Since 2002, every year on June 12 the International Labour Organization (ILO) lends recognition to the cause of stopping child labor. World Day Against Child Labour is a way to highlight the plight of these children.
My foreign guests often ask me about child labor in Turkey. Statistics are not always easily available on the subject of child labor in countries where this happens. Based on the information available, you could say that one of the most concerning indicators in Turkey of economic inequality and discrimination is just this: the apparently high rate of child labor. I would like to just share with you some highlights taken from the following sources: a 2009 report called “Give girls a chance: Tackling child labour, a key to the future” by the International Labour Organization and an article I read on the Internet called “Child labour in Turkey exposes growing social inequality” (Aug. 18, 2010) at http://www.wsws.org/articles/2010/aug2010/turk-a18.shtml.
The following points about Turkey are based on reports by the Turkish Statistics Institute (TurkStat) and ILO.
*At least 6 percent of children between the ages of 6 and 17 are working.
*More than 15 percent of children in this age group do not attend school. Turkey is rated the third-worst out of 16 countries, following Mali and Senegal and in terms of hours worked weekly by children.
*Child laborers work on average 51 hours per week, and more than half of children aged 6 to 17 work to support their families' household income.
*Eighteen out of every 100 people in the labor force are children. These children are deprived of an education from the get-go and the opportunities that other children their age are provided.
*Fifty-six percent of children in the labor force come from families who have migrated from rural to urban areas.
We all know that child labor has been a problem everywhere and continues to be so in some countries. In order to help put bread on the table or buy a pair of shoes, children work in unhealthy and unsafe conditions. It is disturbing to know that there are children who are robbed of their childhood. Until laws were in place and the US Department of Labor began to investigate, this problem existed in my home country. Some of my British friends have told me about the workhouses there were in England during the Victorian days.
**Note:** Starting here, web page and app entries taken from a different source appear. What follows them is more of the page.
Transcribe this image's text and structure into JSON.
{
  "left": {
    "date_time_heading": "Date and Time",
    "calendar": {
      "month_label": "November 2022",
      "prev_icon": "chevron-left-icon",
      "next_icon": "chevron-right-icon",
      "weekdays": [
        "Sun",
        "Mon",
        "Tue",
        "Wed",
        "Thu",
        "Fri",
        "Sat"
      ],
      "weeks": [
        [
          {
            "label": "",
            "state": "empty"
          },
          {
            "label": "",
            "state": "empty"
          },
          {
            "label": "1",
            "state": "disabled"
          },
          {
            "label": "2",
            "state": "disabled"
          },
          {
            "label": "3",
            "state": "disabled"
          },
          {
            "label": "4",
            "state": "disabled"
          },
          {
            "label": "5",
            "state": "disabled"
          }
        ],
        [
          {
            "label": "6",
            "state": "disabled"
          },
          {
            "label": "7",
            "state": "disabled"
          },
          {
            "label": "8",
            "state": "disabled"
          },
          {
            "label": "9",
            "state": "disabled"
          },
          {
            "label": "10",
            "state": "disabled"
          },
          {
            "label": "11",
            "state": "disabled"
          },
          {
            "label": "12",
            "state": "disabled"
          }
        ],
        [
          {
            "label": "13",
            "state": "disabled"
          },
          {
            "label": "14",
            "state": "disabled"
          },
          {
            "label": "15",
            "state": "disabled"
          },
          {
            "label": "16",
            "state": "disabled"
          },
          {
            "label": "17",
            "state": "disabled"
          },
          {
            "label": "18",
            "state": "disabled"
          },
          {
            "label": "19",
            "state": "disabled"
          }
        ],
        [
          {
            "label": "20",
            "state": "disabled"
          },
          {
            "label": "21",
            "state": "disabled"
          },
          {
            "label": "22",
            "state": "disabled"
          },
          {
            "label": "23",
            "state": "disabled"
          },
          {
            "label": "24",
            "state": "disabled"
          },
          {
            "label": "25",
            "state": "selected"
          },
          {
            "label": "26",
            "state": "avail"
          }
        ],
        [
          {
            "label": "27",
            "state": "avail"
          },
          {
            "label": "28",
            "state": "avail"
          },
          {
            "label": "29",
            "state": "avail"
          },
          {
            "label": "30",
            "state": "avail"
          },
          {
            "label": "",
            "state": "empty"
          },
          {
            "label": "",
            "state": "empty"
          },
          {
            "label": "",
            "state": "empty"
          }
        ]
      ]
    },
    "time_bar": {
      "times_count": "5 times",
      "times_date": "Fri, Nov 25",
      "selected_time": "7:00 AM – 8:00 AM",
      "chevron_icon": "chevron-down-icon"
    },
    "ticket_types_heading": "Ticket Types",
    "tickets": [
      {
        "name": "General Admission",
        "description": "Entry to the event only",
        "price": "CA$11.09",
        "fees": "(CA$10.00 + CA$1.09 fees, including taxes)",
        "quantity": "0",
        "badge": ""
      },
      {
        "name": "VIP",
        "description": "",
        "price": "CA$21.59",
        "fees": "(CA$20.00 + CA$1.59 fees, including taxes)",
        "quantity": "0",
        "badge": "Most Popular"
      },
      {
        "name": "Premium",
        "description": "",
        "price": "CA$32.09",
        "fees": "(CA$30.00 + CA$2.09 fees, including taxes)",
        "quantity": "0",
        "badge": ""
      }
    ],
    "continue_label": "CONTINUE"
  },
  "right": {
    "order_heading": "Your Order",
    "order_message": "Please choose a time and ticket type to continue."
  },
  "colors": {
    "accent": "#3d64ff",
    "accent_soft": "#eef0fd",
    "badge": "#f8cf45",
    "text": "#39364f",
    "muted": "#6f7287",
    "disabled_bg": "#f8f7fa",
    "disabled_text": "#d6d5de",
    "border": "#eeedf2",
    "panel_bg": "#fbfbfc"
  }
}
One of the perks of running a bookstore is that you get to read all kinds of books. A book I read a couple of months ago on this subject comes to mind. It is part of Scholastic's My Story series, entitled “Victorian Workhouse: The Diary of Edith Lorrimer, England, 1871” by Pam Oldfield. The story is set in 1871 in England. The book is written as a Victorian girl's diary, intended to help children learn about what life would have been like for a child in the mill industry at that time. It is not the most pleasant subject. However, it is a nice read for both boys and girls. I believe you won't want to put it down! For children, it will give them a slice of history in a way that makes it easily understandable for them.
Sadly, child labor in Turkey is an embarrassing fact.
There are some who are aware of this problem in Turkey and are taking steps to determine what the community can do. Recently, Bilkent University held a seminar on child labor. The presenter, Şule Mann of ILO, discussed the current situation and raised awareness among the Bilkent community of the issues of child labor.
Şule Mann pointed out that child labor in Turkey and many other countries in transition needs to be addressed from many different aspects, including in terms of demography, education, economics and social development. Mann indicates that the population of Turkey in 1995 was estimated to be 61.6 million. Around 35 percent of this population was within the 0-14 age group. The number of children in the 6-14 age group was approximately 11.9 million (Household Labor Force Survey, State Institute of Statistics, October 1994.) An estimated 1.08 million (8 percent) of these children were employed in business, and another 2.8 million (23 percent) worked in domestic labor (i.e., family-operated farms or businesses). Within the same age group, around 13 percent did not attend school. Another striking figure was that 18 out of every 100 people in the labor force was a child. These statistics show us that, unfortunately, not a lot has changed in this regard in Turkey since the mid-1990s.
The Turkish government is not doing enough to tackle this problem. No concrete steps are being taken to eliminate child labor, as stressed by EU Commissioner for Enlargement and European Neighborhood Policy Stefan Füle in February of this year.